However, as we’ll see, businesses can and should focus on employee engagement and experience.
According to Gallup:
- Most workers, many of whom are millennials, want their work to have a meaning and purpose
- Only 21% of employees feel that their performance is managed in a way that motivates them to do outstanding work
- 22% agree that their leadership has a clear direction for the organization
- US workers are “increasingly confident and ready to leave” – 51% are actively looking or watching for new openings
These low levels of engagement, says Gallup, have a detrimental effect on employee productivity and business outcomes.
Engaged Employees vs. Disengaged Employees
Gallup pointed out that business outcomes are the main goal of improving employee engagement.
Engaged employees are:
- More likely to remain at an organization
- Feel a stronger connection to the organization’s mission and purpose
- Better at building relationships with customers
Employees who are disengaged, however, have the opposite impact.
They are more likely to steal, negatively influence coworkers, miss work, and so forth.
Clearly, employee engagement can have a direct impact on the bottom line.
Experience vs. Engagement: What’s the Difference?
The two concepts are closely linked.
And both have an impact on business outcomes.
However, there are important differences.
Engagement technically measures how motivated, involved, and invested an employee is in his or her job.
- How meaningful a job is
- Social needs
- Emotional needs
However, engagement is still a “top-down” idea, says Deloitte.
Organizations can create conditions and processes. Yet employees must choose whether or not to engage.
The employee experience, however, is even more human-centric.
An organization designs and chooses:
- Work environments
- Tools and technology
…all around employees’ needs.
In contrast with employee engagement, however, the organization creates processes and “hopes” the employee will engage.
The difference may seem subtle, but it is important.
One is organization-centric, the other is employee-centric.
As we’ll see below, it’s possible to build a human-centered, feedback-driven design process that gets better results in multiple areas.
Making a Business Case for Improving the Employee Experience
Research has shown that organizations with top-rated employee experiences:
- Earn more profits
- Have more satisfied customers
- Innovate more
Not only that, poor experiences are on the rise, driving burnout, fatigue, and even health problems.
The causes of burnout can include:
- Unfair treatment at work
- Poor management
- Being on-call after work hours
- Poor work-life balance
According to the Gallup survey mentioned earlier:
- Only 6 in 10 employees agree that they know what is expected of them at work
- 3 in 10 agree that they have the materials and equipment to do their work
- 3 in 10 agree that in the last 7 days they have received praise or recognition for doing good work
- 4 in 10 agree that their supervisor or someone at work seems to care about them as a person
It’s easy to see how these factors can contribute to lower profits, higher turnover, slower innovation, and poorer organizational performance.
Tips for Improving the Employee Experience
So how does a company craft a compelling employee experience?
Here are a few tips:
- Add a sense of meaning to work.

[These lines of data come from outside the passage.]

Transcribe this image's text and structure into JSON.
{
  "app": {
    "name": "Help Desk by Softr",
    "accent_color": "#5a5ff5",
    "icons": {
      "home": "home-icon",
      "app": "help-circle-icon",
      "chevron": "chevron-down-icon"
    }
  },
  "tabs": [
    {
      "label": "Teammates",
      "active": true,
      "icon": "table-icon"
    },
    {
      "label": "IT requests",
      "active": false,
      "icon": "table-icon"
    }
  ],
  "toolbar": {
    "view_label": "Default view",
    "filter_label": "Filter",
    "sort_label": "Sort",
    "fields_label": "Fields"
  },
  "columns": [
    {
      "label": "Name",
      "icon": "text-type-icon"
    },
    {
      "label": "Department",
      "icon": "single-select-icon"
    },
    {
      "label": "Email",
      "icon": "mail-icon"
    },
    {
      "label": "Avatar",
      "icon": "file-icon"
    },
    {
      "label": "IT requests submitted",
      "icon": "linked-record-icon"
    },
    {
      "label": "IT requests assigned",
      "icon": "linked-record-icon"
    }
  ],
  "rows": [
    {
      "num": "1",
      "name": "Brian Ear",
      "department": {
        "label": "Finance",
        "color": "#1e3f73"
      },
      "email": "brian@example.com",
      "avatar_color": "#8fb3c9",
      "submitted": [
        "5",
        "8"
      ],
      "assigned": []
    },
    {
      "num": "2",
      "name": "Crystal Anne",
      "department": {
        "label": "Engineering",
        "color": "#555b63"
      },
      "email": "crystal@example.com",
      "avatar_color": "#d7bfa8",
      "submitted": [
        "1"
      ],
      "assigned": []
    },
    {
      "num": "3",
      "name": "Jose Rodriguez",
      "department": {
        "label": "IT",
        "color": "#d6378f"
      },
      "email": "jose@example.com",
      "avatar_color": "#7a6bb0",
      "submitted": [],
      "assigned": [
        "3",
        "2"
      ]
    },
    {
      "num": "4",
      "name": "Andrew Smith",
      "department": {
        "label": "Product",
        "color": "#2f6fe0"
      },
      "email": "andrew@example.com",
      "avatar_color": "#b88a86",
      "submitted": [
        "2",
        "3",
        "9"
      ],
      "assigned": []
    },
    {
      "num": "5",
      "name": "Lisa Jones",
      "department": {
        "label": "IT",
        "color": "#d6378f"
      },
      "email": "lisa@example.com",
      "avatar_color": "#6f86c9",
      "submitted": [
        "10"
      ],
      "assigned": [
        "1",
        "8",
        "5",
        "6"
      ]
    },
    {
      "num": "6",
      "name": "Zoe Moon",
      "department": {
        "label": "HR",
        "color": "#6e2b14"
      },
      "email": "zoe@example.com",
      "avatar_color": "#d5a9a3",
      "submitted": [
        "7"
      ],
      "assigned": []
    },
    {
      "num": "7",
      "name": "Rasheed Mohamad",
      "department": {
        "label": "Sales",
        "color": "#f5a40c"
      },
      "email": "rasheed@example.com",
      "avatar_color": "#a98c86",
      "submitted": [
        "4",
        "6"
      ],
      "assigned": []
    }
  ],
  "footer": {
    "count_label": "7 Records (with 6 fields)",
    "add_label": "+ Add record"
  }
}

One researcher found that call center employees were more productive when they understood the impact their services had on the end users. It’s not hard to see why – helping others is one of the most fundamental sources of meaning.
- Engage in a continuous dialogue with employees. Employees have a wealth of feedback that is waiting to be tapped – opinions, tips, advice, comments, and complaints, to name a few. All of this information can be used to improve their experience … and, as a result, their productivity.

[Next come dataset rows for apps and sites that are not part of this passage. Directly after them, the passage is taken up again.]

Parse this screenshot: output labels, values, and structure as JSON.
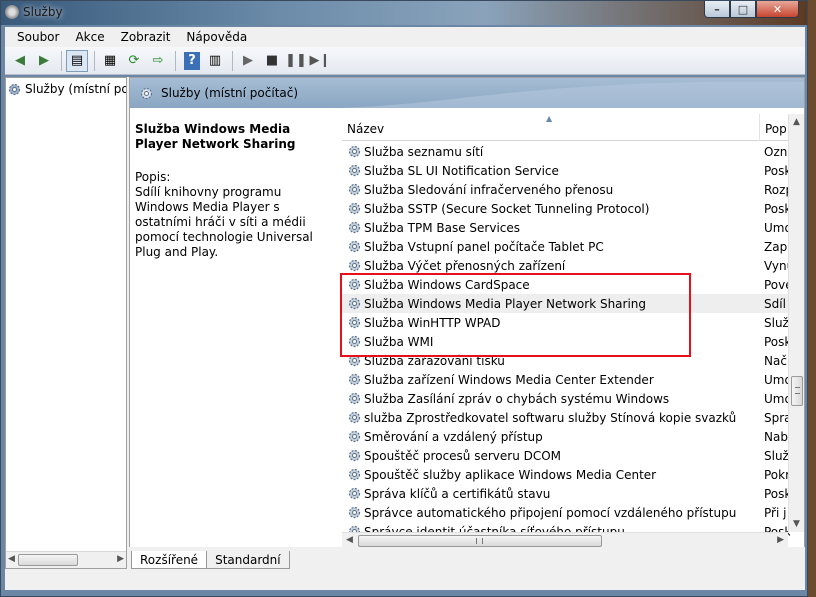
{
  "window": {
    "title": "Služby"
  },
  "menu": [
    "Soubor",
    "Akce",
    "Zobrazit",
    "Nápověda"
  ],
  "tree": {
    "item": "Služby (místní počítač)"
  },
  "main_header": {
    "title": "Služby (místní počítač)"
  },
  "description": {
    "service_name": "Služba Windows Media Player Network Sharing",
    "popis_label": "Popis:",
    "text": "Sdílí knihovny programu Windows Media Player s ostatními hráči v síti a médii pomocí technologie Universal Plug and Play."
  },
  "columns": {
    "name": "Název",
    "pop": "Pop"
  },
  "rows": [
    {
      "name": "Služba seznamu sítí",
      "pop": "Ozna"
    },
    {
      "name": "Služba SL UI Notification Service",
      "pop": "Posk"
    },
    {
      "name": "Služba Sledování infračerveného přenosu",
      "pop": "Rozp"
    },
    {
      "name": "Služba SSTP (Secure Socket Tunneling Protocol)",
      "pop": "Posk"
    },
    {
      "name": "Služba TPM Base Services",
      "pop": "Umo"
    },
    {
      "name": "Služba Vstupní panel počítače Tablet PC",
      "pop": "Zapi"
    },
    {
      "name": "Služba Výčet přenosných zařízení",
      "pop": "Vynu"
    },
    {
      "name": "Služba Windows CardSpace",
      "pop": "Pove"
    },
    {
      "name": "Služba Windows Media Player Network Sharing",
      "pop": "Sdíl"
    },
    {
      "name": "Služba WinHTTP WPAD",
      "pop": "Služ"
    },
    {
      "name": "Služba WMI",
      "pop": "Posk"
    },
    {
      "name": "Služba zařazování tisku",
      "pop": "Nač"
    },
    {
      "name": "Služba zařízení Windows Media Center Extender",
      "pop": "Umo"
    },
    {
      "name": "Služba Zasílání zpráv o chybách systému Windows",
      "pop": "Umo"
    },
    {
      "name": "služba Zprostředkovatel softwaru služby Stínová kopie svazků",
      "pop": "Spra"
    },
    {
      "name": "Směrování a vzdálený přístup",
      "pop": "Nab"
    },
    {
      "name": "Spouštěč procesů serveru DCOM",
      "pop": "Služ"
    },
    {
      "name": "Spouštěč služby aplikace Windows Media Center",
      "pop": "Pokr"
    },
    {
      "name": "Správa klíčů a certifikátů stavu",
      "pop": "Posk"
    },
    {
      "name": "Správce automatického připojení pomocí vzdáleného přístupu",
      "pop": "Při j"
    },
    {
      "name": "Správce identit účastníka síťového přístupu",
      "pop": "Posk"
    }
  ],
  "tabs": {
    "extended": "Rozšířené",
    "standard": "Standardní"
  },
  "colors": {
    "highlight_box": "#e5101a",
    "header_blue": "#8aa6c3"
  }
}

- Support effective managers and leaders. Effective management dramatically improves the workplace experience. Analyze your own business to discover top performers, then give them room. And promote those who show potential.
- Experiment with gamification and rewards. Gamification, such as contests, are fun, engaging, and profitable. They help engage employees and make the workplace more fun. Also consider integrating these exercises with social activities and team-building activities.
- Implement well-being programs. On-the-job wellness programs, such as fitness programs, gyms, yoga, and other health programs, can reduce stress. It is easy to become overworked and unhealthy. By helping employees stay healthier, you can keep them happier and more productive.
- Train. Employees need skills to succeed at work. It’s no use giving them tools if they don’t have the proper skills to use those tools. Ensure that your employee training programs are cutting-edge, modern, and profitable.
Finally, remember that the employee experience is an ever-shifting landscape.
Employees will change over time – their needs, demographics, attitudes, and desires.
To keep up with these changes, the employee experience should undergo continual improvement.
Implement some of the measures mentioned here, analyze results, then make adjustments.
By making this a regular business activity, employers can ensure that their employees become ever more engaged, productive, and profitable.